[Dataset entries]
++++

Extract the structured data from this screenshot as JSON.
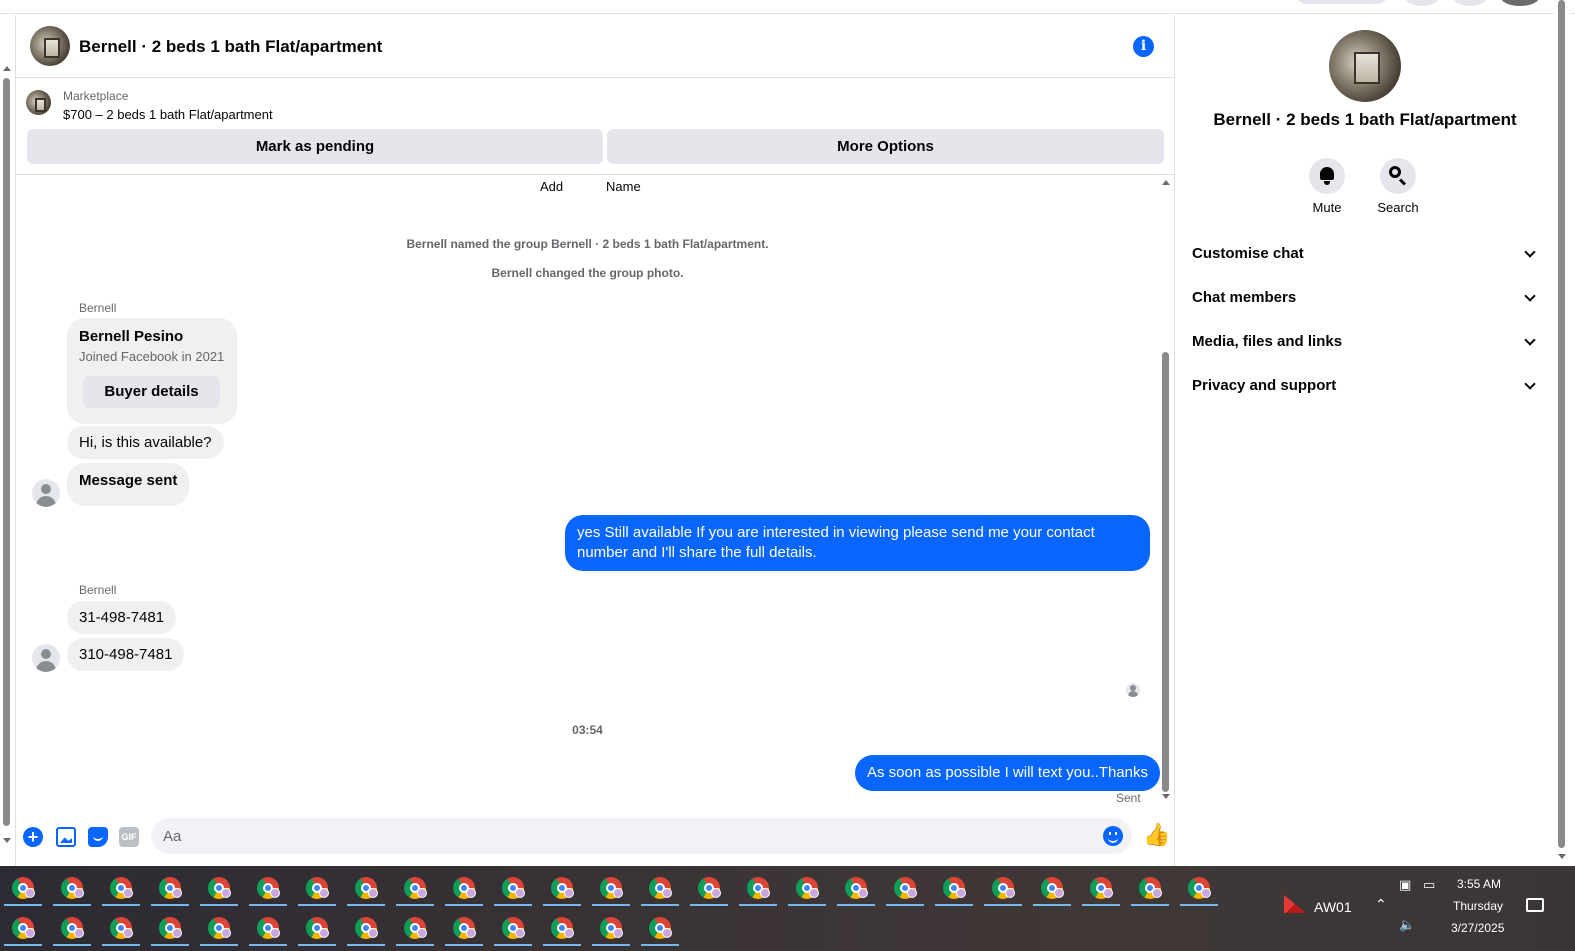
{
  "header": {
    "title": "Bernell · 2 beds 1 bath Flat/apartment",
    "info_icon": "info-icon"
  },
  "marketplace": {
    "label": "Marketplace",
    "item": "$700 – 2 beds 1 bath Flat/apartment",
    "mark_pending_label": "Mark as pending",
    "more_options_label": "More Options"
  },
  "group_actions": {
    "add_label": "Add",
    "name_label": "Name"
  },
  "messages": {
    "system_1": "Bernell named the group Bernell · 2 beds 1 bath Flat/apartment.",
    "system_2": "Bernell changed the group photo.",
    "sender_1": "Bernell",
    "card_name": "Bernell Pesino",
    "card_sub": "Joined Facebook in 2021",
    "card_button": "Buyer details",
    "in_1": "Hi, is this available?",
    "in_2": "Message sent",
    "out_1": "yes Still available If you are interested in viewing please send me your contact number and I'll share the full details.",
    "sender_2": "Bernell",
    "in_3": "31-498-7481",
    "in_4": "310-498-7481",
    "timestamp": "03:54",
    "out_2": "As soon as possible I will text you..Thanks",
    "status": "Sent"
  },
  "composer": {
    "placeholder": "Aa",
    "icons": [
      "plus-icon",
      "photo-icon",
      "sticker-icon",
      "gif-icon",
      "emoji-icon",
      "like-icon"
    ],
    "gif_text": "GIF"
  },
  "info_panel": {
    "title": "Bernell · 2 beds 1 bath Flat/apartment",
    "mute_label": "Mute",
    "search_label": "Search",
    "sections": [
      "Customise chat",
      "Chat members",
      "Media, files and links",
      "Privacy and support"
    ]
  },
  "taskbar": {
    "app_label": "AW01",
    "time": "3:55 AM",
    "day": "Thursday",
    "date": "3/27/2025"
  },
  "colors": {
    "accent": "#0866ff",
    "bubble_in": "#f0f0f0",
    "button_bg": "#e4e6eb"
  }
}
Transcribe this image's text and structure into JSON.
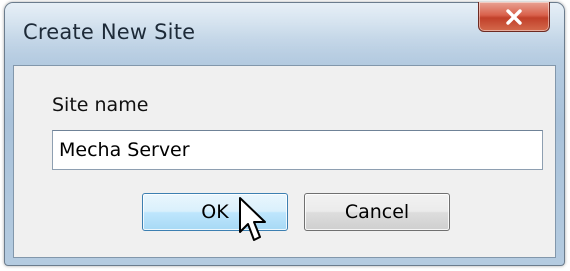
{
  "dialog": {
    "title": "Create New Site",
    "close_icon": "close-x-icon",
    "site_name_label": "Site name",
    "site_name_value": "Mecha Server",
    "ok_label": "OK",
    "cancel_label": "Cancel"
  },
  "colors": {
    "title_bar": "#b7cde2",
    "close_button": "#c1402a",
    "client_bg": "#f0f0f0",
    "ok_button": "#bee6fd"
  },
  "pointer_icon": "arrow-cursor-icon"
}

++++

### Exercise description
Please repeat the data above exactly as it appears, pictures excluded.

### Final answer
Extract the structured data from this screenshot as JSON.
{
  "header": {
    "title": "Bernell · 2 beds 1 bath Flat/apartment",
    "info_icon": "info-icon"
  },
  "marketplace": {
    "label": "Marketplace",
    "item": "$700 – 2 beds 1 bath Flat/apartment",
    "mark_pending_label": "Mark as pending",
    "more_options_label": "More Options"
  },
  "group_actions": {
    "add_label": "Add",
    "name_label": "Name"
  },
  "messages": {
    "system_1": "Bernell named the group Bernell · 2 beds 1 bath Flat/apartment.",
    "system_2": "Bernell changed the group photo.",
    "sender_1": "Bernell",
    "card_name": "Bernell Pesino",
    "card_sub": "Joined Facebook in 2021",
    "card_button": "Buyer details",
    "in_1": "Hi, is this available?",
    "in_2": "Message sent",
    "out_1": "yes Still available If you are interested in viewing please send me your contact number and I'll share the full details.",
    "sender_2": "Bernell",
    "in_3": "31-498-7481",
    "in_4": "310-498-7481",
    "timestamp": "03:54",
    "out_2": "As soon as possible I will text you..Thanks",
    "status": "Sent"
  },
  "composer": {
    "placeholder": "Aa",
    "icons": [
      "plus-icon",
      "photo-icon",
      "sticker-icon",
      "gif-icon",
      "emoji-icon",
      "like-icon"
    ],
    "gif_text": "GIF"
  },
  "info_panel": {
    "title": "Bernell · 2 beds 1 bath Flat/apartment",
    "mute_label": "Mute",
    "search_label": "Search",
    "sections": [
      "Customise chat",
      "Chat members",
      "Media, files and links",
      "Privacy and support"
    ]
  },
  "taskbar": {
    "app_label": "AW01",
    "time": "3:55 AM",
    "day": "Thursday",
    "date": "3/27/2025"
  },
  "colors": {
    "accent": "#0866ff",
    "bubble_in": "#f0f0f0",
    "button_bg": "#e4e6eb"
  }
}
Transcribe this image's text and structure into JSON.
{
  "dialog": {
    "title": "Create New Site",
    "close_icon": "close-x-icon",
    "site_name_label": "Site name",
    "site_name_value": "Mecha Server",
    "ok_label": "OK",
    "cancel_label": "Cancel"
  },
  "colors": {
    "title_bar": "#b7cde2",
    "close_button": "#c1402a",
    "client_bg": "#f0f0f0",
    "ok_button": "#bee6fd"
  },
  "pointer_icon": "arrow-cursor-icon"
}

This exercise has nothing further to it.